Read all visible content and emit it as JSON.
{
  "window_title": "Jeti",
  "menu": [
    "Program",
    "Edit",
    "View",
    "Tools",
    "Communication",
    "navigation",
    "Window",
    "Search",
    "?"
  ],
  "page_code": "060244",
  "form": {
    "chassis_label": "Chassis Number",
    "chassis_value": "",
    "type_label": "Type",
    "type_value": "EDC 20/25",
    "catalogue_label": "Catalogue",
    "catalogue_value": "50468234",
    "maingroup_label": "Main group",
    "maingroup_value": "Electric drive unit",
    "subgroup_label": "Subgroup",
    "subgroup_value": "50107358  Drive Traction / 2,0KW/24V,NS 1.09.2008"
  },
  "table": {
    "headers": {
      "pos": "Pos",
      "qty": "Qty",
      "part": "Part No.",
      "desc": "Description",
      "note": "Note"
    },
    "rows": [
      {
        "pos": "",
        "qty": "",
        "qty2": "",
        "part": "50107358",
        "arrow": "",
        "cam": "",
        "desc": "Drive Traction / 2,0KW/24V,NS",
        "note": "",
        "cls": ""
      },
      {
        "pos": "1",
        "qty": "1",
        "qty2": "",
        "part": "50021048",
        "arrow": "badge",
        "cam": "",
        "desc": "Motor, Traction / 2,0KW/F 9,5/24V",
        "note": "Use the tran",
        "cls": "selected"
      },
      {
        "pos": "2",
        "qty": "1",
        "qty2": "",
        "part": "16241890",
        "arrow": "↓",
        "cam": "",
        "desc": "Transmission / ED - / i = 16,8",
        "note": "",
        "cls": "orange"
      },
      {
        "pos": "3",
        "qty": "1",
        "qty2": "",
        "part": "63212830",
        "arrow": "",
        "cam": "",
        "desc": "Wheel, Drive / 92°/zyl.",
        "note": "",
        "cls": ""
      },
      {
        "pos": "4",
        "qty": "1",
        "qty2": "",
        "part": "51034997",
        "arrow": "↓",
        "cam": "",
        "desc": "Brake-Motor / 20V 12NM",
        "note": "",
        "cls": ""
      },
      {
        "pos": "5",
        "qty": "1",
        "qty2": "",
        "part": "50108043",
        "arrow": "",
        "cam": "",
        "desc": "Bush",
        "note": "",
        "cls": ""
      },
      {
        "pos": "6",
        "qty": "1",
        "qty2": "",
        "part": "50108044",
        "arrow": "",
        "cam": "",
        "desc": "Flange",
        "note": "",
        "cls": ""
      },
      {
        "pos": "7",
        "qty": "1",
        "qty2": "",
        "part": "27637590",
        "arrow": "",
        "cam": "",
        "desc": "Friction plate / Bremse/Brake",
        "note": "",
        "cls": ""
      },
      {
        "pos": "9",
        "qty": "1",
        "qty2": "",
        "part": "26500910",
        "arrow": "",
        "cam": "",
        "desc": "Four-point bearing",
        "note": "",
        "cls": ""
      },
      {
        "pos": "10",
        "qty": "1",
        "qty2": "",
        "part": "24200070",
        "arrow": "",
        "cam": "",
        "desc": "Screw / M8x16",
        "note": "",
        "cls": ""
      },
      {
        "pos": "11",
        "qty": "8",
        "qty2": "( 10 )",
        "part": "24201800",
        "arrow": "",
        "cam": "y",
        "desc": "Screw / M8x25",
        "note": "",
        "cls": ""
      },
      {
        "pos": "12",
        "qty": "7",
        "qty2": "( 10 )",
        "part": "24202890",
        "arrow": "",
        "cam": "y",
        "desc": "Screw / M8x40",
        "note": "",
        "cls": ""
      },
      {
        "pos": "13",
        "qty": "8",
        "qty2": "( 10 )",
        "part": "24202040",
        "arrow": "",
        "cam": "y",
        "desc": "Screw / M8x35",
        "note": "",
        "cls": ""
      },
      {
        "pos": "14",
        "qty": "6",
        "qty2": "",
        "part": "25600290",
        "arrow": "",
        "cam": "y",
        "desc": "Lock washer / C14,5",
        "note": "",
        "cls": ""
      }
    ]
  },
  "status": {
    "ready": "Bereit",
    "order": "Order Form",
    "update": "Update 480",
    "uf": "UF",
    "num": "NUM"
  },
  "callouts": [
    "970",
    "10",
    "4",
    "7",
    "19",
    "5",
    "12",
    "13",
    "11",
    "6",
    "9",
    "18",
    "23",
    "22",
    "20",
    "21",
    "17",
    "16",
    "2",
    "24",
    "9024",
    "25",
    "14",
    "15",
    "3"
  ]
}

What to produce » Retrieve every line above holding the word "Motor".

Response to the exercise »
        "desc": "Motor, Traction / 2,0KW/F 9,5/24V",
        "desc": "Brake-Motor / 20V 12NM",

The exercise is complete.